CryoSat, a 711kg European Space Agency satellite, carries a radar altimeter that will scan the thickness of polar ice sheets and floating sea ice to a previously unattained accuracy of a centimetre per year.
If the launch from a base in northern Russia goes according to plan, climate scientists will gain a powerful new tool.
Like a canary in a coalmine, the Arctic sea ice that is CryoSat’s main focus could be an early indicator of big trouble for all of us.
Satellite data suggest that this ice cover has been shrinking at around 3% a year since the 1970s, although information about its thickness – a critical factor in how serious the problem could be – remains sketchy.
Arctic ice disappearing
Last month, US researchers said the Arctic ice cap is now at its smallest for more than a century.
“The year 2005 puts an exclamation point on the pattern of Arctic warming we’ve seen in recent years,” said Mark Serreze of the US National Snow and Ice Data Centre.
In August, a study published in the British journal Nature determined that the collapse of a huge ice shelf in Antarctica in 2002 had no precedent since the end of the last Ice Age 11,000 years ago.
The Larsen B-iceshelf, measuring some 3250km squared in area and 220m thick, broke away from the eastern Antarctic peninsula – a “hot spot” where temperatures have risen by around 2 degrees centigrade over the past half-century.
Difference of opinions
Greenhouse-gas negationists insist that such warming is part of a natural cycle in the planet’s orbit and inclination that has caused many climate shifts in the past.
Many scientists though shrug at such opinions.
Scientific data suggest that the
Barely a week goes by without a new study strengthening the conclusion that the warming is man-made – it comes from carbon-gas pollution from fossil fuels which store heat from the Sun instead of letting it radiate into space.
The northern polar ice cap is mainly floating sea ice whose loss would not affect global sea levels.
Some experts worry, though, that the onrush of cold freshwater would dramatically stop the conveyor belt of warm ocean currents that provide northwestern Europe with its balmy weather.
The Antarctic ice cap lies mainly on rock above sea level.

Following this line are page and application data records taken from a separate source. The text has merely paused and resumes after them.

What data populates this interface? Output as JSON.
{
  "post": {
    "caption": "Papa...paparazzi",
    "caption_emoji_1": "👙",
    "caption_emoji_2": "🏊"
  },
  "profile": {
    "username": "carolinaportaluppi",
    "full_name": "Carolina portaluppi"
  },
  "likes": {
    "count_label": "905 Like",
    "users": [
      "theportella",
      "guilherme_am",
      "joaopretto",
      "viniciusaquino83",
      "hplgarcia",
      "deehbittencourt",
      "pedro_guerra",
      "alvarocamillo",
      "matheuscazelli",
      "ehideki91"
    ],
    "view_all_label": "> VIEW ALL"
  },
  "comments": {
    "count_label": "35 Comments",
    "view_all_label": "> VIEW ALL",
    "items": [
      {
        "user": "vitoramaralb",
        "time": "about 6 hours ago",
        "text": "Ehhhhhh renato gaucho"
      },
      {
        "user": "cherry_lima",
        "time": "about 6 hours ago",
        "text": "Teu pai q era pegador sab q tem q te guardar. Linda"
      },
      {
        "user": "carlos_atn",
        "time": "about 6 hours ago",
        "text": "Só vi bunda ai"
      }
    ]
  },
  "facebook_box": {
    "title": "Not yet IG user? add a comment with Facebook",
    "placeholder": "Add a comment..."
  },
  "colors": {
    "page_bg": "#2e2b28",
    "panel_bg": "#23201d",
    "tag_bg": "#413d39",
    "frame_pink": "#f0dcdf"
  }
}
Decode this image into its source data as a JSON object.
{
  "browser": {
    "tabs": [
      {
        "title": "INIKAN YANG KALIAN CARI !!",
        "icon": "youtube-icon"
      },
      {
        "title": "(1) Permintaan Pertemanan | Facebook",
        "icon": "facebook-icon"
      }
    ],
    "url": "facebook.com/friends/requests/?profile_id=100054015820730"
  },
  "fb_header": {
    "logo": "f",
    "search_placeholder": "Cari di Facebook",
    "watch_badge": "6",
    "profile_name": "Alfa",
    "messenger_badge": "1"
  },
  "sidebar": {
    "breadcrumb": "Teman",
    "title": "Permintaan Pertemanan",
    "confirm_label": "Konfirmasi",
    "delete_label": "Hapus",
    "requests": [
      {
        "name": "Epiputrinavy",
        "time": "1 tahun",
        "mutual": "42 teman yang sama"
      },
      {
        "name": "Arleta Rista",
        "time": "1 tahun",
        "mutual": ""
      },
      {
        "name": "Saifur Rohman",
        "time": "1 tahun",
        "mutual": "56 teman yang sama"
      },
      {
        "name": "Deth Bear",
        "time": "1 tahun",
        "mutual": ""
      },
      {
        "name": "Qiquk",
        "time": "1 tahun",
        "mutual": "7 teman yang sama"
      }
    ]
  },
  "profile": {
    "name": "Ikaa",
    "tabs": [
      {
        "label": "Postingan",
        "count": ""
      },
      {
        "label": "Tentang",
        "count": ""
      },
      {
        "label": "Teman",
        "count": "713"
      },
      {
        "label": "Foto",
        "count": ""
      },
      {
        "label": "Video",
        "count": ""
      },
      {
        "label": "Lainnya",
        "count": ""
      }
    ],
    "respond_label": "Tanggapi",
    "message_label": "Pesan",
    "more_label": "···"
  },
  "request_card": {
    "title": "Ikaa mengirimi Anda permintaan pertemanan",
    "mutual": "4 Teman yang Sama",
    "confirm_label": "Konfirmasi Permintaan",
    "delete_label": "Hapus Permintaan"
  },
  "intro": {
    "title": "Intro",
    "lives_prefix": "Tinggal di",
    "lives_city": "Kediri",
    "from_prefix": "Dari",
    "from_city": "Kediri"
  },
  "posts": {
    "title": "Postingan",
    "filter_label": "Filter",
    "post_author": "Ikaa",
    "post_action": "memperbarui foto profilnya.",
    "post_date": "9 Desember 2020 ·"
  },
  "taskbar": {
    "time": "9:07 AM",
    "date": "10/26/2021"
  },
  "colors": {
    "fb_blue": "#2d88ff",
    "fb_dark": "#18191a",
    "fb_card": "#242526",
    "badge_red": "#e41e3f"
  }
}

Eastern Antarctica, which covers 75% of the continent’s total land area, holds 85% of the world’s ice.
Its loss would be catastrophic, as it would drown small island states, delta regions and many coastal cities.
No one today sees any sign that this doomsday scenario will come to pass.
All the indications are that the East Antarctica icesheet is stable, and against all expectations a study published last year said the icesheet might even have thickened in recent years because of extra snowfall.
Such surprises highlight the many unknowns about the state of the polar icecaps.
One big worry is about “positive feedback” – the scientific term for a vicious circle. In other words, the loss of the ice makes local waters warmer, which in turn helps to melt more ice, and so on.
CryoSat is the first in a series of six ESA Earth Explorer satellites designed to explore key environmental problems.
Its 1000-day mission is scheduled to start with a launch at 1500 GMT on Saturday from Plesetsk, a once-secret Soviet base in the Archangel region.
The launch vehicle is a Rockot – a converted Soviet-era SS-19 ballistic missile with an additional Breeze-KM upper stage.